‘The Queensland government wants to start dredging for the Abbot Point coal terminal next March and so has pressured Greg Hunt to fast track the process, stating that it can be assessed quickly on ‘preliminary documentation,’ said Co-ordinator of the Mackay Conservation Group, Ellen Roberts.
The State government proposal to dump dredge spoil from Abbot Point onshore must undergo a full environmental impact assessment under the EPBC Act. Despite claims to the contrary, the area and the proposed action have not been considered in previous assessments relating to Abbot Point.
The area in which it is proposed to dump the spoil is part of a wetland of national importance and home to significant populations of listed species.
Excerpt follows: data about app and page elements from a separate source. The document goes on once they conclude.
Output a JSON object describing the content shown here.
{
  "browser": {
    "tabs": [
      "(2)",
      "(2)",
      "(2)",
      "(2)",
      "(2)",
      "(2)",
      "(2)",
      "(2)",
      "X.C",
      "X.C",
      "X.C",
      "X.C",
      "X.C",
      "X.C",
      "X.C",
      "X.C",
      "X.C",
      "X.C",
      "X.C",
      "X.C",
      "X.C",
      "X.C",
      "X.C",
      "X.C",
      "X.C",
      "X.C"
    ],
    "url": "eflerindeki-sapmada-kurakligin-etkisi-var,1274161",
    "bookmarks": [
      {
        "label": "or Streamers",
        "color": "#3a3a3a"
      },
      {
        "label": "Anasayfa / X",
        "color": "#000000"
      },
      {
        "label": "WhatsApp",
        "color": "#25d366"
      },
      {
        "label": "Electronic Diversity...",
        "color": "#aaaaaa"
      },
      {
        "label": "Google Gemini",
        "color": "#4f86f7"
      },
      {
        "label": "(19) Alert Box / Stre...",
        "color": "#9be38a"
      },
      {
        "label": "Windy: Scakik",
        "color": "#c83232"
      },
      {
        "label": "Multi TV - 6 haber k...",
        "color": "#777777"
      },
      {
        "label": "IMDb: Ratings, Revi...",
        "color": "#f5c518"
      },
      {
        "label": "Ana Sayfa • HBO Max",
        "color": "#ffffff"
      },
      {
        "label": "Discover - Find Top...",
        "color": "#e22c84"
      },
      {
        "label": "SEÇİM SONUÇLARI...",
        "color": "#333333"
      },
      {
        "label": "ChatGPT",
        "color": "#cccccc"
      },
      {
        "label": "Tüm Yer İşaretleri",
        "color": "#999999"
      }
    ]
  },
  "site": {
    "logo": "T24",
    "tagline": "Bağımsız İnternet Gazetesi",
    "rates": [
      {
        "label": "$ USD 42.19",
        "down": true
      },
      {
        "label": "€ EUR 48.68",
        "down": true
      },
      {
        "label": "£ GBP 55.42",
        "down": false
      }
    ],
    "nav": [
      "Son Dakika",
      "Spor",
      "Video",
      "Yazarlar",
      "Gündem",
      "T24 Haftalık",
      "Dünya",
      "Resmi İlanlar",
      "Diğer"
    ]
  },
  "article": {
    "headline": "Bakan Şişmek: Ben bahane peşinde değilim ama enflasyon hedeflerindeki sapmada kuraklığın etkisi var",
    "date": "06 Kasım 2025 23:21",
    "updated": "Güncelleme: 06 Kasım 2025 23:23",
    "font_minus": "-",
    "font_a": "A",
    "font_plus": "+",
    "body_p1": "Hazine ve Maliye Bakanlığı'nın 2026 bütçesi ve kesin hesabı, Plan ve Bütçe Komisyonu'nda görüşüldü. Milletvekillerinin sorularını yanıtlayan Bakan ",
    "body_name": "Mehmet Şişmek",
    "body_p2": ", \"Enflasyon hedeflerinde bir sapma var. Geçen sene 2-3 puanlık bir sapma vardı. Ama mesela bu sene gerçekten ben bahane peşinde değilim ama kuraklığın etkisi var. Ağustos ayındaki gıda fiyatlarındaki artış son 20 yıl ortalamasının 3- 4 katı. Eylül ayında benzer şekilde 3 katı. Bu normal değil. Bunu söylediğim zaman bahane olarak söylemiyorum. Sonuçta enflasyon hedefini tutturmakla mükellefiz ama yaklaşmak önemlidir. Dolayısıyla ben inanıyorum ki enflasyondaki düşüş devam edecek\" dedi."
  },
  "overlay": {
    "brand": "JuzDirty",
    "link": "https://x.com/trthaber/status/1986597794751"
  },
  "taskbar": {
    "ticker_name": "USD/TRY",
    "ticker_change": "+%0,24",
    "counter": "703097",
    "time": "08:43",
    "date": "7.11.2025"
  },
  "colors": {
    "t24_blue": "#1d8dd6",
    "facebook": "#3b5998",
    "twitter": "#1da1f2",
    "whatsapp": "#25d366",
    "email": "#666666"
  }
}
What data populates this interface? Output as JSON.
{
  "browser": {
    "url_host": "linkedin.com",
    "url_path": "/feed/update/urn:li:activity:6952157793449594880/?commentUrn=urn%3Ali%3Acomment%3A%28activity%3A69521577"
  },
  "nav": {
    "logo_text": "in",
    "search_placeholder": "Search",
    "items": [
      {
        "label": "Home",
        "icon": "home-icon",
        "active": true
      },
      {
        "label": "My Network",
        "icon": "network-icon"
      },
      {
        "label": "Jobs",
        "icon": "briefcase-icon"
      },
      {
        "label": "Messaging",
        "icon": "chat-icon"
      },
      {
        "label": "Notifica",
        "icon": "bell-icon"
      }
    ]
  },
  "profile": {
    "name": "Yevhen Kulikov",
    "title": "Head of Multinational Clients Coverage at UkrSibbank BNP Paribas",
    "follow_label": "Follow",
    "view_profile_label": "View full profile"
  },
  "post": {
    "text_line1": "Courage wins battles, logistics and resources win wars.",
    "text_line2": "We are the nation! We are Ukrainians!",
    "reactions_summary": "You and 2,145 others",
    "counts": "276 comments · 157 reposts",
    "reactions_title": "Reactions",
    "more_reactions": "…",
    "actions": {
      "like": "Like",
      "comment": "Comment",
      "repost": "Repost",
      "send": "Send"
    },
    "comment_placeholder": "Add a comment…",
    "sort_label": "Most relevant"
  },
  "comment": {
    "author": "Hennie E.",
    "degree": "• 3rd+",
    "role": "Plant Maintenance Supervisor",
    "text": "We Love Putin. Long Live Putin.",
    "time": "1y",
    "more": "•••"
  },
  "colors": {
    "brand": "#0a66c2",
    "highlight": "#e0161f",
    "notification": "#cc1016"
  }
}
It is also a fish nursery area and a filter for the GBR World Heritage Area.
While the move to avoid offshore dumping is good, we must not just see damage being transferred from one area to another.
The area in question is important to Australia for a number of reasons and it is essential that comprehensive and rigorous, open and transparent assessment is carried out.
As you may have seen in the news, last Friday Jeff Seeney made a formal request to the Federal government for approval to dump dredge spoil on land. This comes after weeks of media speculation and an adjournment to our case until the onshore dumping is resolved.
Patricia Julien and Mackay Conservation Group have been working on the issue of the Caley Valley wetlands for many years now. See for example this story in 2012, when Patricia and Tub Wilson raised concerns about what coal port expansion would mean for the wetlands.
Pictured below: Patricia being interviewed at the wetlands in 2012, and right a pair of painted snipes
Legal case against Abbot Point dumping will continue
Rumours are circulating that the companies wanting to build Abbot Point coal terminals will propose a land based dumping option to address concerns about the impact of dumping dredge spoil in the Great Barrier Reef Marine Park.
In March this year MCG launched legal action against the Environment Minister Greg Hunt’s decision to approve dredging and dumping for the proposed Abbot Point coal terminal expansion.
‘We would need to see any alternative proposal to determine how far it goes towards addressing all our concerns and whether it affects the current Federal Court case.Read more
On Thursday 12 December there was a strong showing from Mackay locals at a protest we organised at the North Queensland Bulk Ports office in Wellington Street, Mackay against the approval of the dredging and terminal construction at Abbot Point, near Bowen.
In an event described by the Daily Mercury as 'dramatic' we threw dredge spoil over some of local marine creatures: dugongs, reef fish and sea turtles. All of these animals will have their habitat affected by the proposed 3 million cubic metre dredging project.
The photo above was taken by ABC Tropical North, and the full story can be seen at their website: http://www.abc.net.au/local/photos/2013/12/11/3909708.htm
For more information about the Abbot Point coal port expansion: http://www.mackayconservationgroup.org.au/abbot_point_a_disaster_in_the_making
If coal miners and coal port owners get their way, 16 million cubic metres (~4535 million tonnes) of the seabed at Abbot Point in Queensland will be dredged and dumped into the World Heritage listed Great Barrier Reef Marine Park.
The proposed dredging is to allow the expansion of the Abbot Point Coal Port near Bowen in Queensland.
The mud to be dredged is enough to fill the Melbourne Cricket Ground (MCG) 30 times over.Read more
The proposed massive increase in mining and coal ports on the Queensland coast adjacent to the World Heritage protected Great Barrier Reef is predicted to see an increase of 5 times in the number of shipping transits.
This increases by 5 times the risk of oil spills, reef damage, groundings and boat strikes on marine mammals like dolphins, whales and dugongs.Read more